T. Hattori reports grants from the NCI during the conduct of the study, as well as a patent for WO/2022/183112 pending. L. Maso reports a patent for WO/2022/183112 pending. A. Koide reports grants from the NCI during the conduct of the study, as well as a patent for PCT/US2022/018171 pending. B.G. Neel reports other support from NYU Langone Health, Northern Biologics, and Navire Pharma, personal fees and other support from Lighthorse Therapeutics, Arvinas, Recursion Pharma, GLG Group, and Repare Therapeutics, and grants from the NCI/NIH (R21 CA267362, R01 CA248896, andP30 CA016087) during the conduct of the study; a patent for 63402606 pending; and during the course of performing these experiments, his wife owned personal shares in Amgen and Regeneron. Amgen markets sotorasib (AMG510), one of the targets herein, and Regeneron has a large bispecific antibody program. S. Koide reports grants from the NCI during the conduct of the study; grants from Puretech Health and Argenx BVBA, and grants and personal fees from Black Diamond Therapeutics outside the submitted work; a patent for PCT/US2022/018171 pending; and is a cofounder of and holds equity in Revalia Bio. No disclosures were reported by the other authors.
T. Hattori: Formal analysis, investigation, visualization, methodology, writing–original draft, writing–review and editing.

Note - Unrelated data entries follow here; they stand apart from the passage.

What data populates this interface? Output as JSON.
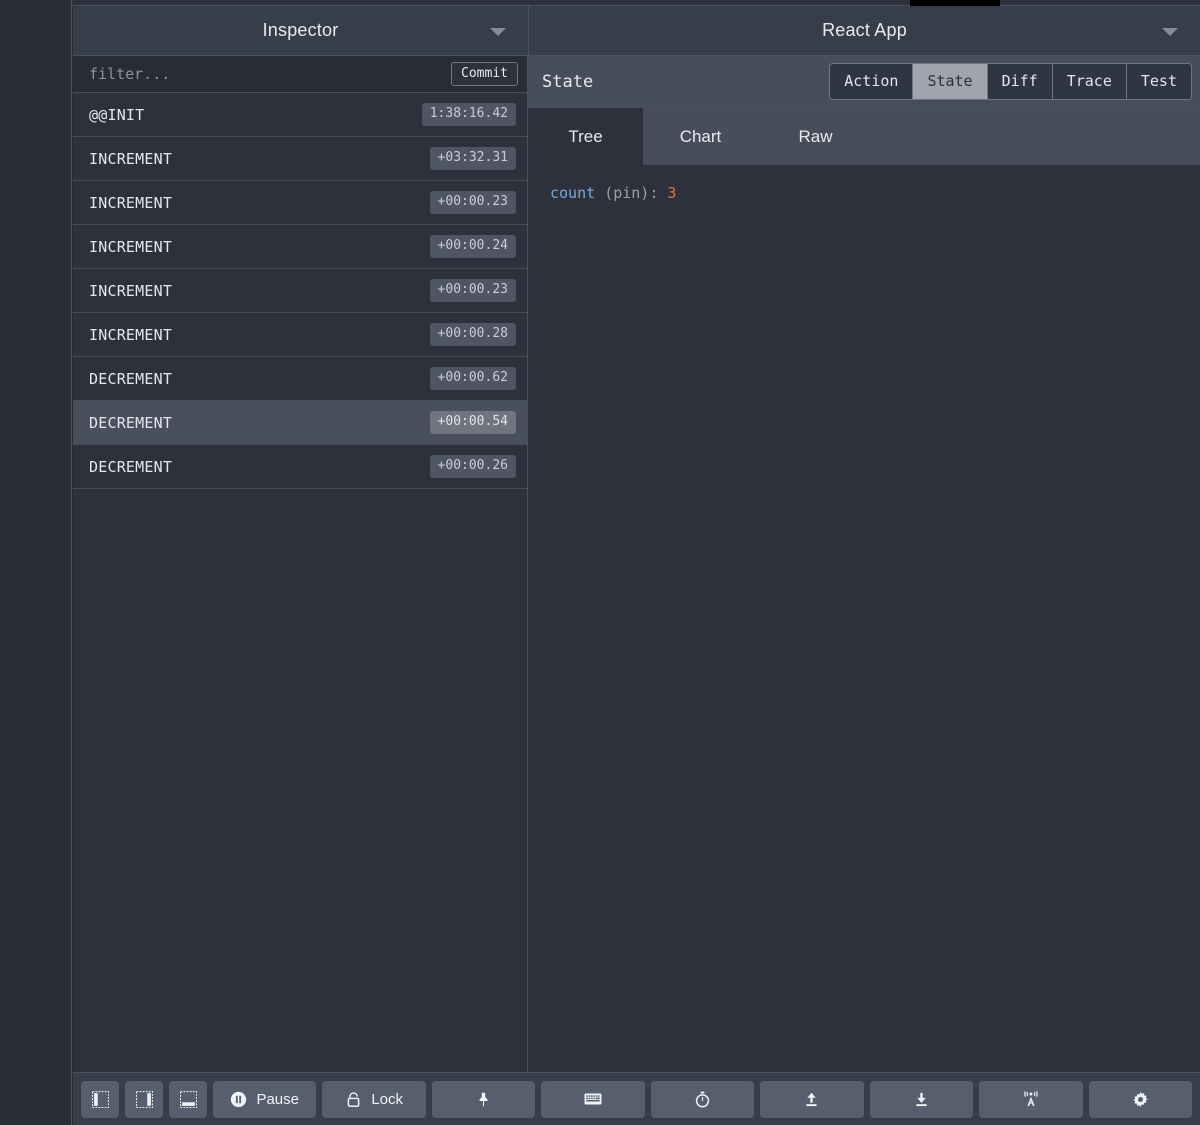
{
  "header": {
    "left_title": "Inspector",
    "right_title": "React App",
    "left_chevron_icon": "chevron-down-icon",
    "right_chevron_icon": "chevron-down-icon"
  },
  "filter": {
    "value": "",
    "placeholder": "filter...",
    "commit_label": "Commit"
  },
  "actions": [
    {
      "name": "@@INIT",
      "time": "1:38:16.42",
      "selected": false
    },
    {
      "name": "INCREMENT",
      "time": "+03:32.31",
      "selected": false
    },
    {
      "name": "INCREMENT",
      "time": "+00:00.23",
      "selected": false
    },
    {
      "name": "INCREMENT",
      "time": "+00:00.24",
      "selected": false
    },
    {
      "name": "INCREMENT",
      "time": "+00:00.23",
      "selected": false
    },
    {
      "name": "INCREMENT",
      "time": "+00:00.28",
      "selected": false
    },
    {
      "name": "DECREMENT",
      "time": "+00:00.62",
      "selected": false
    },
    {
      "name": "DECREMENT",
      "time": "+00:00.54",
      "selected": true
    },
    {
      "name": "DECREMENT",
      "time": "+00:00.26",
      "selected": false
    }
  ],
  "inspector": {
    "section_label": "State",
    "monitors": [
      {
        "label": "Action",
        "active": false
      },
      {
        "label": "State",
        "active": true
      },
      {
        "label": "Diff",
        "active": false
      },
      {
        "label": "Trace",
        "active": false
      },
      {
        "label": "Test",
        "active": false
      }
    ],
    "tabs": [
      {
        "label": "Tree",
        "active": true
      },
      {
        "label": "Chart",
        "active": false
      },
      {
        "label": "Raw",
        "active": false
      }
    ],
    "tree": {
      "key": "count",
      "meta": "(pin)",
      "separator": ":",
      "value": "3"
    }
  },
  "toolbar": {
    "buttons": [
      {
        "name": "dock-left-button",
        "icon": "dock-left-icon",
        "label": ""
      },
      {
        "name": "dock-right-button",
        "icon": "dock-right-icon",
        "label": ""
      },
      {
        "name": "dock-bottom-button",
        "icon": "dock-bottom-icon",
        "label": ""
      },
      {
        "name": "pause-button",
        "icon": "pause-circle-icon",
        "label": "Pause"
      },
      {
        "name": "lock-button",
        "icon": "lock-icon",
        "label": "Lock"
      },
      {
        "name": "pin-button",
        "icon": "pin-icon",
        "label": ""
      },
      {
        "name": "keyboard-button",
        "icon": "keyboard-icon",
        "label": ""
      },
      {
        "name": "timer-button",
        "icon": "stopwatch-icon",
        "label": ""
      },
      {
        "name": "import-button",
        "icon": "upload-icon",
        "label": ""
      },
      {
        "name": "export-button",
        "icon": "download-icon",
        "label": ""
      },
      {
        "name": "remote-button",
        "icon": "broadcast-icon",
        "label": ""
      },
      {
        "name": "settings-button",
        "icon": "gear-icon",
        "label": ""
      }
    ]
  },
  "colors": {
    "background": "#272c35",
    "panel": "#2c313c",
    "header": "#383d4a",
    "subbar": "#474d5b",
    "selected_row": "#4a4f5e",
    "accent_active": "#a0a4ad",
    "key_color": "#78a8d8",
    "number_color": "#e8704a"
  }
}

L. Maso: Formal analysis, investigation, visualization, methodology, writing–original draft, writing–review and editing. K.Y. Araki: Investigation, methodology, writing–review and editing. A. Koide: Formal analysis, supervision, investigation, methodology, writing–review and editing. J. Hayman: Investigation. P. Akkapeddi: Investigation. I. Bang: Formal analysis, methodology. B.G. Neel: Conceptualization, supervision, funding acquisition, investigation, writing–review and editing. S. Koide: Conceptualization, resources, formal analysis, supervision, funding acquisition, investigation, methodology, writing–original draft, project administration, writing–review and editing.
We thank E. Rajek for assistance and the Perlmutter Cancer Center Genome Technology Center (GTC) and Cytometry and Cell Sorting Laboratory (CCSL) for instrumentation and technical assistance. This work was supported by NIH grants R21CA246457 (T. Hattori), R21CA267362 (B.G. Neel and S. Koide), R01CA248896 (B.G. Neel and Kwok-kin Wong), and P30CA016087 (Cancer Center Support Grant, B.G. Neel), which provided pilot funding for the early stages of this work and support for the GTC and CCSL.
The publication costs of this article were defrayed in part by the payment of publication fees. Therefore, and solely to indicate this fact, this article is hereby marked “advertisement” in accordance with 18 USC section 1734.
Note: Supplementary data for this article are available at Cancer Discovery Online (http://cancerdiscovery.aacrjournals.org/).